With about a week left in the Trump administration, the U.S. Department of Labor has issued a final rule that would lift wages in the H-1B program, but not as much as it had proposed earlier, according to an article in Law360 and a DoL press release.
An earlier version of the proposed wage hikes for H-1B workers, mostly in the high-tech field, was rejected by three federal judges reacting to industry complaints; this time, the imposition of the higher wages will take longer, and the wage levels will not rise as much as previously proposed. Further, this is a final rule, issued only after a sustained review process, which makes it more likely to shake off court suits filed on procedures, rather than on substance.
Any increases in the wage levels in this program will make at least some industry executives wonder about the utility of the program, and they might even consider hiring more American workers than foreign ones. Though there may be more optimism than realism in that last sentence.
The new rule is a massive one, stretching to 247 pages in its current near-final draft format. A final version will be published soon in the Federal Register.
The new Biden administration will have a chance to amend or withdraw the new ruling, but since it raises wages for currently exploited workers, I suspect it will stay in place.
There's an interesting precedent in this field that I have not seen mentioned in print. As the Obama administration was saying goodbye, just about four years ago, it proposed a lengthy and largely appropriate overhaul of the EB-5 (immigrant investor program). It proposed a tighter definition of the areas in which these investments could take place, and raised the then-outdated minimum investment of $500,000 to $900,000. (Such an investment produces a family-sized set of green cards for the investor's family, even though none of the aliens involved would have been able to secure a green card otherwise.)
While the Trump in-laws (the Kushners) had made wide use of the EB-5 program, and thus the administration had no built-in tendencies to support this (or other) Obama proposals, it was eventually adopted by the Trump administration.
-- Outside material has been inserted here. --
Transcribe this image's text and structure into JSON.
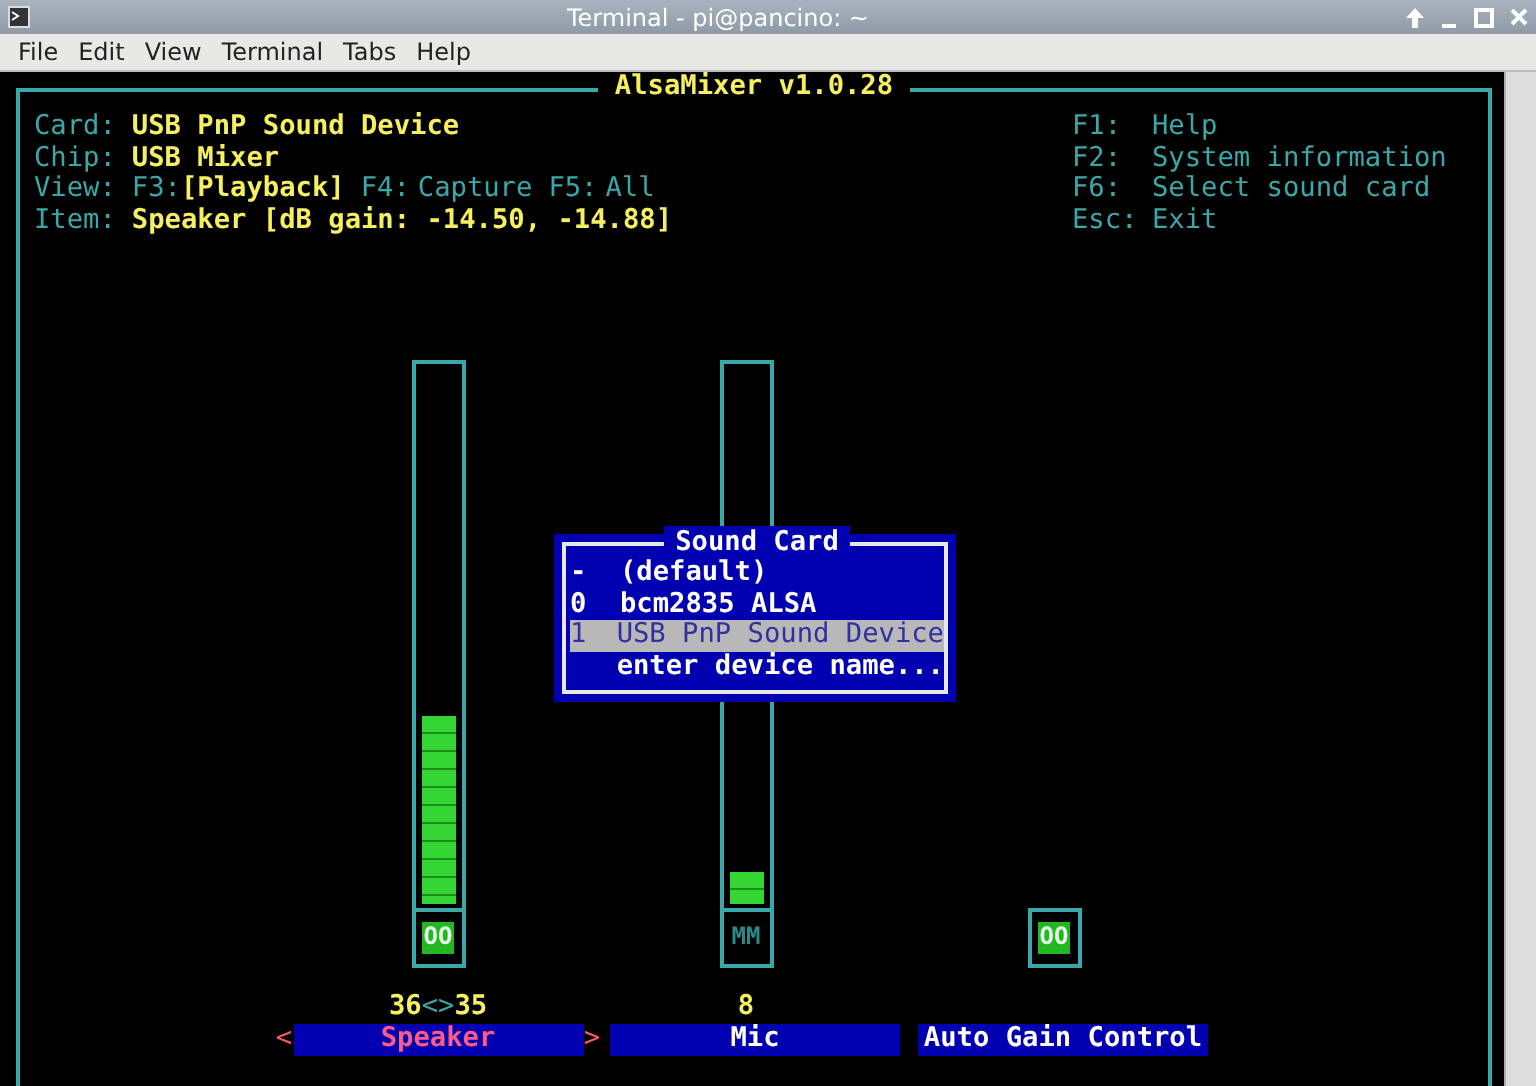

May the same thing happen to this one!
The way wages for current H-1Bs will be raised is complex and relates to the concept of "prevailing wages". These are determined by surveys, both public and private, of how much people in highly specific occupational categories earn. H-1B workers can be hired at four different levels of these prevailing wages, with the rate based on the level of the worker's skills. In the current practice, employers are allowed to hire H-1B workers for as little as the wages paid to the 17th percentile of the workers in a given category. (This is a point on a range of salaries, not a percentage of a given salary.)
The earlier proposal set the minimum at the 45th percentile; the most recent proposal dropped that to the 35th.
The other prevailing wages, for more experienced workers, were set in the earlier proposal at the 62nd, 78th, and 95th percentile levels of the prevailing wages; this has now been reduced to, respectively, the 53rd, 72nd and 90th percentiles.
We discussed the earlier proposal at the time.
America's citizen (and green-card) high-tech workers, many of whom are in danger of losing their jobs because of high-tech's preference for exploitable foreign workers, did not shine in the regulation-review process. Although many of them, perhaps most, are college graduates, and most are presumably registered voters, they apparently failed to make a number of meaningful comments in the policy review process, though all were eligible to do so. According to the previously cited Law360 article:
The department acknowledged in the new filing that the majority of individuals who commented on the prior rule had opposed the change and warned the higher wage levels would negatively impact the U.S. economy, including by hurting small businesses and nonprofits who can't afford to pay such high salaries. [Emphasis added.]
Are there more endangered citizen workers than exploitative employers? Of course there are, but mostly they remained silent, and the once powerful AFL-CIO seems to have made no impact on the situation, though it presumably supported the new rule.
What the nation needs is — to recall the not-so-distant past — a John L. Lewis (late president of the mine workers) or a Walter Reuther (late president of the autoworkers) to organize American programmers and fight for their rights. The latter is such a currently obscure reference that my spell-check system, devised by the current set of technical workers, rejects the spelling of Reuther's name – an ominous sign of the times.